___ INPUT ___
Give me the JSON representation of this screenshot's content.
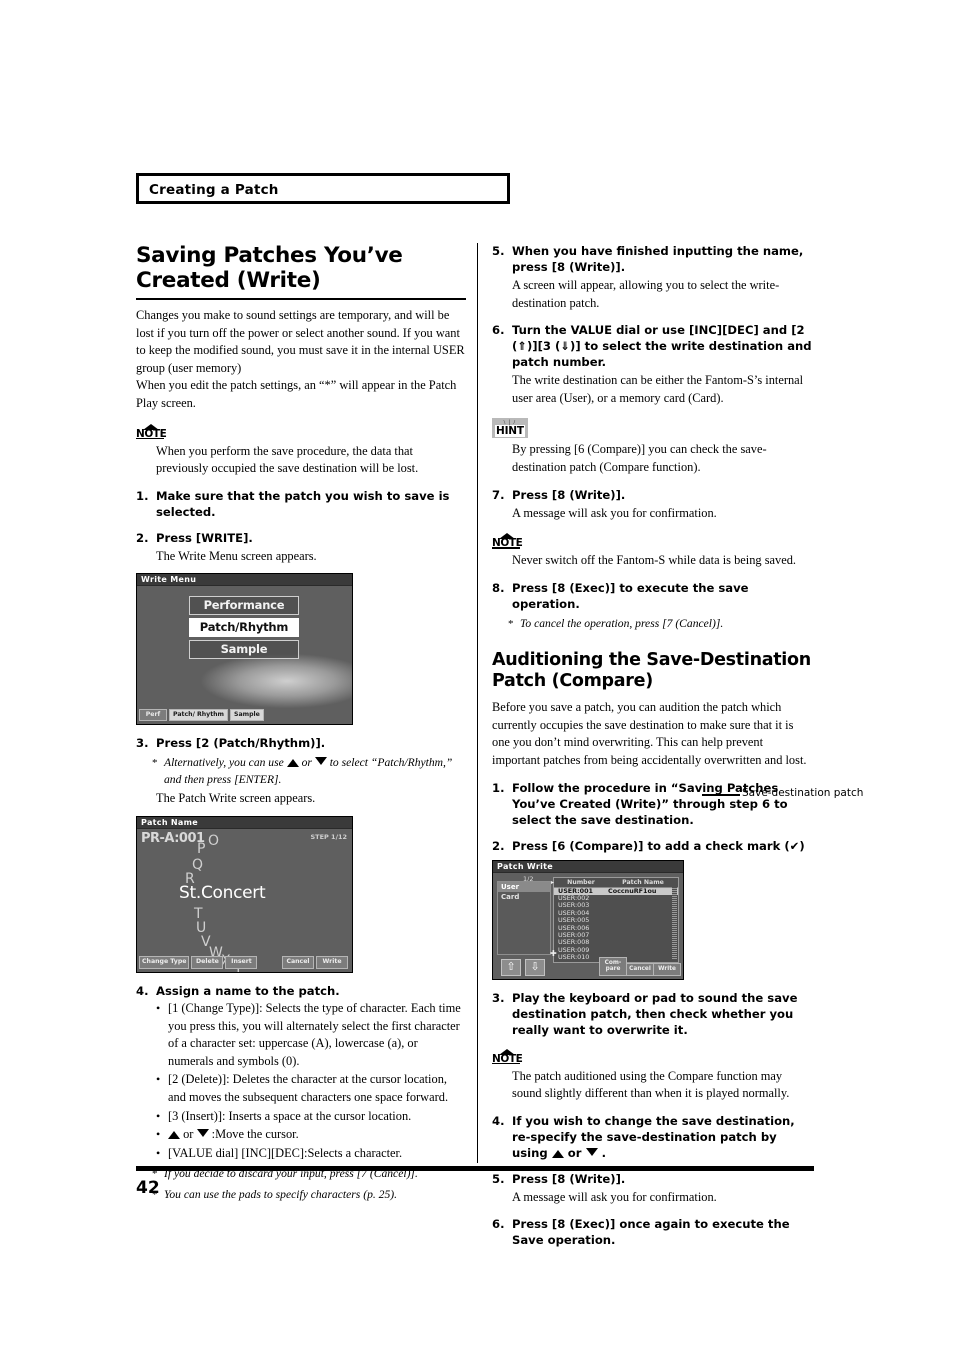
{
  "header": {
    "chapter": "Creating a Patch"
  },
  "footer": {
    "page_number": "42"
  },
  "left": {
    "title": "Saving Patches You’ve Created (Write)",
    "intro1": "Changes you make to sound settings are temporary, and will be lost if you turn off the power or select another sound. If you want to keep the modified sound, you must save it in the internal USER group (user memory)",
    "intro2": "When you edit the patch settings, an “*” will appear in the Patch Play screen.",
    "note1_label": "NOTE",
    "note1": "When you perform the save procedure, the data that previously occupied the save destination will be lost.",
    "step1_num": "1.",
    "step1": "Make sure that the patch you wish to save is selected.",
    "step2_num": "2.",
    "step2": "Press [WRITE].",
    "step2_sub": "The Write Menu screen appears.",
    "step3_num": "3.",
    "step3": "Press [2 (Patch/Rhythm)].",
    "step3_ast_a": "Alternatively, you can use",
    "step3_ast_or": "or",
    "step3_ast_b": "to select “Patch/Rhythm,” and then press [ENTER].",
    "step3_sub": "The Patch Write screen appears.",
    "step4_num": "4.",
    "step4": "Assign a name to the patch.",
    "bullets": [
      "[1 (Change Type)]: Selects the type of character. Each time you press this, you will alternately select the first character of a character set: uppercase (A), lowercase (a), or numerals and symbols (0).",
      "[2 (Delete)]: Deletes the character at the cursor location, and moves the subsequent characters one space forward.",
      "[3 (Insert)]: Inserts a space at the cursor location."
    ],
    "bullet_cursor_or": "or",
    "bullet_cursor_tail": ":Move the cursor.",
    "bullet_value": "[VALUE dial] [INC][DEC]:Selects a character.",
    "ast1": "If you decide to discard your input, press [7 (Cancel)].",
    "ast2": "You can use the pads to specify characters (p. 25)."
  },
  "right": {
    "step5_num": "5.",
    "step5": "When you have finished inputting the name, press [8 (Write)].",
    "step5_sub": "A screen will appear, allowing you to select the write-destination patch.",
    "step6_num": "6.",
    "step6": "Turn the VALUE dial or use [INC][DEC] and [2 (⇑)][3 (⇓)] to select the write destination and patch number.",
    "step6_sub": "The write destination can be either the Fantom-S’s internal user area (User), or a memory card (Card).",
    "hint_label": "HINT",
    "hint": "By pressing [6 (Compare)] you can check the save-destination patch (Compare function).",
    "step7_num": "7.",
    "step7": "Press [8 (Write)].",
    "step7_sub": "A message will ask you for confirmation.",
    "note2_label": "NOTE",
    "note2": "Never switch off the Fantom-S while data is being saved.",
    "step8_num": "8.",
    "step8": "Press [8 (Exec)] to execute the save operation.",
    "step8_ast": "To cancel the operation, press [7 (Cancel)].",
    "title2": "Auditioning the Save-Destination Patch (Compare)",
    "intro3": "Before you save a patch, you can audition the patch which currently occupies the save destination to make sure that it is one you don’t mind overwriting. This can help prevent important patches from being accidentally overwritten and lost.",
    "c_step1_num": "1.",
    "c_step1": "Follow the procedure in “Saving Patches You’ve Created (Write)” through step 6 to select the save destination.",
    "c_step2_num": "2.",
    "c_step2": "Press [6 (Compare)] to add a check mark (✔)",
    "callout": "Save-destination patch",
    "c_step3_num": "3.",
    "c_step3": "Play the keyboard or pad to sound the save destination patch, then check whether you really want to overwrite it.",
    "note3_label": "NOTE",
    "note3": "The patch auditioned using the Compare function may sound slightly different than when it is played normally.",
    "c_step4_num": "4.",
    "c_step4_a": "If you wish to change the save destination, re-specify the save-destination patch by using",
    "c_step4_or": "or",
    "c_step4_b": ".",
    "c_step5_num": "5.",
    "c_step5": "Press [8 (Write)].",
    "c_step5_sub": "A message will ask you for confirmation.",
    "c_step6_num": "6.",
    "c_step6": "Press [8 (Exec)] once again to execute the Save operation."
  },
  "screens": {
    "write_menu": {
      "title": "Write Menu",
      "items": [
        "Performance",
        "Patch/Rhythm",
        "Sample"
      ],
      "selected_index": 1,
      "tabs": [
        "Perf",
        "Patch/ Rhythm",
        "Sample"
      ],
      "lit_tab_index": 2
    },
    "patch_name": {
      "title": "Patch Name",
      "number": "PR-A:001",
      "step_label": "STEP 1/12",
      "value": "St.Concert",
      "chars": [
        "O",
        "P",
        "Q",
        "R",
        "T",
        "U",
        "V",
        "W",
        "X",
        "Y"
      ],
      "buttons_left": [
        "Change Type",
        "Delete",
        "Insert"
      ],
      "buttons_right": [
        "Cancel",
        "Write"
      ]
    },
    "patch_write": {
      "title": "Patch Write",
      "page": "1/2",
      "sources": [
        "User",
        "Card"
      ],
      "selected_source": 0,
      "columns": [
        "Number",
        "Patch Name"
      ],
      "rows": [
        {
          "number": "USER:001",
          "name": "CoccnuRF1ou"
        },
        {
          "number": "USER:002",
          "name": ""
        },
        {
          "number": "USER:003",
          "name": ""
        },
        {
          "number": "USER:004",
          "name": ""
        },
        {
          "number": "USER:005",
          "name": ""
        },
        {
          "number": "USER:006",
          "name": ""
        },
        {
          "number": "USER:007",
          "name": ""
        },
        {
          "number": "USER:008",
          "name": ""
        },
        {
          "number": "USER:009",
          "name": ""
        },
        {
          "number": "USER:010",
          "name": ""
        }
      ],
      "selected_row": 0,
      "buttons": [
        "Com- pare",
        "Cancel",
        "Write"
      ]
    }
  }
}
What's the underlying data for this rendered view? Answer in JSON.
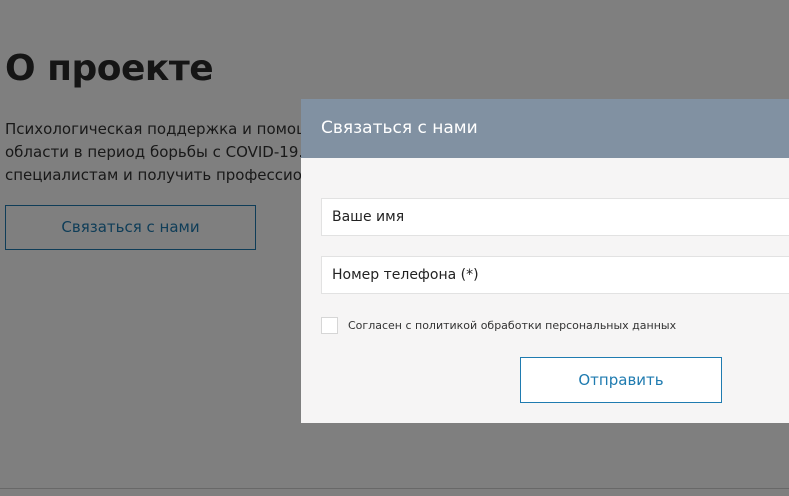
{
  "page": {
    "title": "О проекте",
    "description_lines": [
      "Психологическая поддержка и помощь",
      "области в период борьбы с COVID-19. Р",
      "специалистам и получить профессиона"
    ],
    "contact_button": "Связаться с нами"
  },
  "modal": {
    "title": "Связаться с нами",
    "name_placeholder": "Ваше имя",
    "phone_placeholder": "Номер телефона (*)",
    "consent_label": "Согласен с политикой обработки персональных данных",
    "consent_checked": false,
    "submit_label": "Отправить"
  },
  "colors": {
    "accent": "#1f7bb0",
    "modal_header": "#8191a2",
    "modal_body": "#f6f5f5",
    "overlay": "rgba(0,0,0,0.5)"
  }
}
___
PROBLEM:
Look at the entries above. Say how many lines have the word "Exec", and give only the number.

EXERCISE ANSWER:
2